Among the lines below, count those containing the word "image". Give the number only.

_RECORDS SHOWN_.
-------

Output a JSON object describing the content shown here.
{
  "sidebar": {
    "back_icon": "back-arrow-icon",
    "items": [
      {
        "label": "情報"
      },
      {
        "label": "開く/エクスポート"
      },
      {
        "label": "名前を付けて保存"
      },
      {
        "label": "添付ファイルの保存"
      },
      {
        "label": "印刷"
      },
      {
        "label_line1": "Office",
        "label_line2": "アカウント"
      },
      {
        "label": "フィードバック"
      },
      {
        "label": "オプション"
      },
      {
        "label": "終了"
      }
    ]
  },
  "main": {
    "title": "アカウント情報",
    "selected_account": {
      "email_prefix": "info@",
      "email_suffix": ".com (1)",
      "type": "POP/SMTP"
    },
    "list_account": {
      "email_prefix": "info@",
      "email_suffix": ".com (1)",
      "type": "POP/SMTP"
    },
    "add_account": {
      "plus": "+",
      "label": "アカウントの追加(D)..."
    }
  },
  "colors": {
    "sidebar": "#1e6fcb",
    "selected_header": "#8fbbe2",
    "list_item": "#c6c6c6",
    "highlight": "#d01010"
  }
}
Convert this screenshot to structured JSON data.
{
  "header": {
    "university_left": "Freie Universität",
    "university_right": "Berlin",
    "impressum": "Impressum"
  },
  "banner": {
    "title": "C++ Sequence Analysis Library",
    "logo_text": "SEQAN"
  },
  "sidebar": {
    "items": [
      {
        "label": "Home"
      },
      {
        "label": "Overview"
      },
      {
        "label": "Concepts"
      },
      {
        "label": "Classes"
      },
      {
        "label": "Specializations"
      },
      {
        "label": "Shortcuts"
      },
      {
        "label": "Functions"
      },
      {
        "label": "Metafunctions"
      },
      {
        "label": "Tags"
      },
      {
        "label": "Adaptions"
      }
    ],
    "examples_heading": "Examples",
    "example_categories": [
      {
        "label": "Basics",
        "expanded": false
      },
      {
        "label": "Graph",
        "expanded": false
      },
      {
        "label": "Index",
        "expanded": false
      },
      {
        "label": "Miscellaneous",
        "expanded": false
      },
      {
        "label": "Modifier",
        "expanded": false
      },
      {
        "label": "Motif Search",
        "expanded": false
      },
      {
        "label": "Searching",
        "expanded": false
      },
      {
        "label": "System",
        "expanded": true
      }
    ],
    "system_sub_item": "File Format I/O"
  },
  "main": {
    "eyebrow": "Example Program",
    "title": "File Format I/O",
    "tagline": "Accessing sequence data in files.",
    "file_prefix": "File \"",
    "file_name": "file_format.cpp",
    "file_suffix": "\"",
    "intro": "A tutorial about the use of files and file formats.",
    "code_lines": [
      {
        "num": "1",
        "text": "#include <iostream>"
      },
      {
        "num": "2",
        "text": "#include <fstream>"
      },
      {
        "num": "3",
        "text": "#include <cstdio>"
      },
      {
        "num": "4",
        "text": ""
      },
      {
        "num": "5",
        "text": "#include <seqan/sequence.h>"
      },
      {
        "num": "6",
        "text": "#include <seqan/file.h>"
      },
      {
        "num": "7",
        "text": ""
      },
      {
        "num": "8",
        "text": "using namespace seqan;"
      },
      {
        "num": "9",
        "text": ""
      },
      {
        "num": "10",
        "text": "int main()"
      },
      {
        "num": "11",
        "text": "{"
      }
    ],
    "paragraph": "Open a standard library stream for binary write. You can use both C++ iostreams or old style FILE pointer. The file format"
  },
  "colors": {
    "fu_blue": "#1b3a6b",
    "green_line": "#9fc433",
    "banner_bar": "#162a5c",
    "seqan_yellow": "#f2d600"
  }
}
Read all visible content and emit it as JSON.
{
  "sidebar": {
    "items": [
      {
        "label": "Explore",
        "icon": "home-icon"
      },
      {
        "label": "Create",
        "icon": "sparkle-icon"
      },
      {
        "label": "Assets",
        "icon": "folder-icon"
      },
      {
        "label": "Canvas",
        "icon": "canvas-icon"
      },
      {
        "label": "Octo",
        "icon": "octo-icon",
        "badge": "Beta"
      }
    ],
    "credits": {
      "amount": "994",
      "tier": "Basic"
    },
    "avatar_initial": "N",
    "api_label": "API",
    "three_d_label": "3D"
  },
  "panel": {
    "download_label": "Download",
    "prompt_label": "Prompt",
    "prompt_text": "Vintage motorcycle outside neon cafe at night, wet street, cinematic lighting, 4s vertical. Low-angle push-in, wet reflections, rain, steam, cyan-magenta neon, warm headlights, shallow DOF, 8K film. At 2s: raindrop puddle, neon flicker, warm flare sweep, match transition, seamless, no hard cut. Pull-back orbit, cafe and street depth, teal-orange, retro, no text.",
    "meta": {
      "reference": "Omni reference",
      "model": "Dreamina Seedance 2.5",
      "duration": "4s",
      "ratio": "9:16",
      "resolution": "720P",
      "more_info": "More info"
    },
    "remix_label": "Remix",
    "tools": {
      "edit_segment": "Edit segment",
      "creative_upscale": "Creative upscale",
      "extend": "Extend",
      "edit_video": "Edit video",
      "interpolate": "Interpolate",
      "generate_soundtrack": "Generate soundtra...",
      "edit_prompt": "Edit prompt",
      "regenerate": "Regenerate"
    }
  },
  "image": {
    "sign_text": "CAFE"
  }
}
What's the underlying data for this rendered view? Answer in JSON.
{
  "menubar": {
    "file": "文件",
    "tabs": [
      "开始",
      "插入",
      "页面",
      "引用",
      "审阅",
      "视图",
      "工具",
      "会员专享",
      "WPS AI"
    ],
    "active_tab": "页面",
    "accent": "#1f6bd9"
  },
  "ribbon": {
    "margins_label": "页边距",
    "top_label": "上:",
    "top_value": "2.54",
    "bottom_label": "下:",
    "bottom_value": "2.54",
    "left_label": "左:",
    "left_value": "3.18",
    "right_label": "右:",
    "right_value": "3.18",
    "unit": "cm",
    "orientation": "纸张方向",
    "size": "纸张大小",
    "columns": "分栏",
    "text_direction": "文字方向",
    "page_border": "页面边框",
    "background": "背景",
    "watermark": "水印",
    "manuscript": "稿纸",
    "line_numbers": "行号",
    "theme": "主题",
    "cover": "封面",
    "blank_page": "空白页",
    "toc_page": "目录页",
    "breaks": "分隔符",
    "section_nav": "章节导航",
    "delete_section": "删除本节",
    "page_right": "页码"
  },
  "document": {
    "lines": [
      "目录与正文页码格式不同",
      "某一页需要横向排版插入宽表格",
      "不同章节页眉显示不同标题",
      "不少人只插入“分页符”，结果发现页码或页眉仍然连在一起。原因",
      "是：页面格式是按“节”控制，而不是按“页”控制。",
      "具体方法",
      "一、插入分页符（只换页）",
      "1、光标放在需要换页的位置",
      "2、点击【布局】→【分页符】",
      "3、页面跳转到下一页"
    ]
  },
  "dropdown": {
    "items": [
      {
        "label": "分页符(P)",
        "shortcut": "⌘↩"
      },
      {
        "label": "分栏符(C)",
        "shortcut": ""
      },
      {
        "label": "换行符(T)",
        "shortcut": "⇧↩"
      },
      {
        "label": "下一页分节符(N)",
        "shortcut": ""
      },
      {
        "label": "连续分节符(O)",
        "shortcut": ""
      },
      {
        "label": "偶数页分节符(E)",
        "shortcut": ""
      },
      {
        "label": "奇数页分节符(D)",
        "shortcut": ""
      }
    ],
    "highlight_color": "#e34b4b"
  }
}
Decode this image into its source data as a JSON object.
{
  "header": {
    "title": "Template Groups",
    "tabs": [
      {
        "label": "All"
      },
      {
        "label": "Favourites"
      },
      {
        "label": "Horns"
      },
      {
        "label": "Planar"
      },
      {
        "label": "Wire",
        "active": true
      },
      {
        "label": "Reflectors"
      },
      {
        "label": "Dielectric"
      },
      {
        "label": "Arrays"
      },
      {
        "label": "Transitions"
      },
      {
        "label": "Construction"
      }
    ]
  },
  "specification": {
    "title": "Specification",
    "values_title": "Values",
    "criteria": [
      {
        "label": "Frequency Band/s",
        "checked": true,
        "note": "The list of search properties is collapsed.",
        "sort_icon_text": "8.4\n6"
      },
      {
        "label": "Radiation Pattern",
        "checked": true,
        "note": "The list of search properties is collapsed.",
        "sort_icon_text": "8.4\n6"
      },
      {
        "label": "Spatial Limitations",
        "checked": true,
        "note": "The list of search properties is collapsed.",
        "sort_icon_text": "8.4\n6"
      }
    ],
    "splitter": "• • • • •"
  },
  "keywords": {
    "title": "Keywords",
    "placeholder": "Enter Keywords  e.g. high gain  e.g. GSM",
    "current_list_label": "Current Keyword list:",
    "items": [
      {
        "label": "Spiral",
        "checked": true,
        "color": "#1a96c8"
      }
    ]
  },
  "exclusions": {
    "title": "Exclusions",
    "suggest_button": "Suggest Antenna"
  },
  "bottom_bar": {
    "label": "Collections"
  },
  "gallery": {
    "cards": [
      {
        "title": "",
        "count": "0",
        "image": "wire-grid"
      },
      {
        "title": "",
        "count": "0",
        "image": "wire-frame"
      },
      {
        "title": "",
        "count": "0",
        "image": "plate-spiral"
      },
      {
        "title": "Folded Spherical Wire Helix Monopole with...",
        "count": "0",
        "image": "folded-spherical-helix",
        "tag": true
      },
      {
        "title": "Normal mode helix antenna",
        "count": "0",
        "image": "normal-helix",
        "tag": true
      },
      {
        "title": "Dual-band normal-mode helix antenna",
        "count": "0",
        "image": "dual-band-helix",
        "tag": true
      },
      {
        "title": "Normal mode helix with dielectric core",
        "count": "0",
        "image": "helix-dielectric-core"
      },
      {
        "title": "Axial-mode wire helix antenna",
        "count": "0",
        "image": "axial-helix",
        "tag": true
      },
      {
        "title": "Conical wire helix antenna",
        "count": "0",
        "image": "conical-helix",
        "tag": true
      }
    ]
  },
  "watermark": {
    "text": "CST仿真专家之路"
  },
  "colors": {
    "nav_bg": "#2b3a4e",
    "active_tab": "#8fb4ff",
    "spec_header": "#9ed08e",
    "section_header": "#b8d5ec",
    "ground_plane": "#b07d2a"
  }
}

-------

_WRITTEN SOLUTION_. 11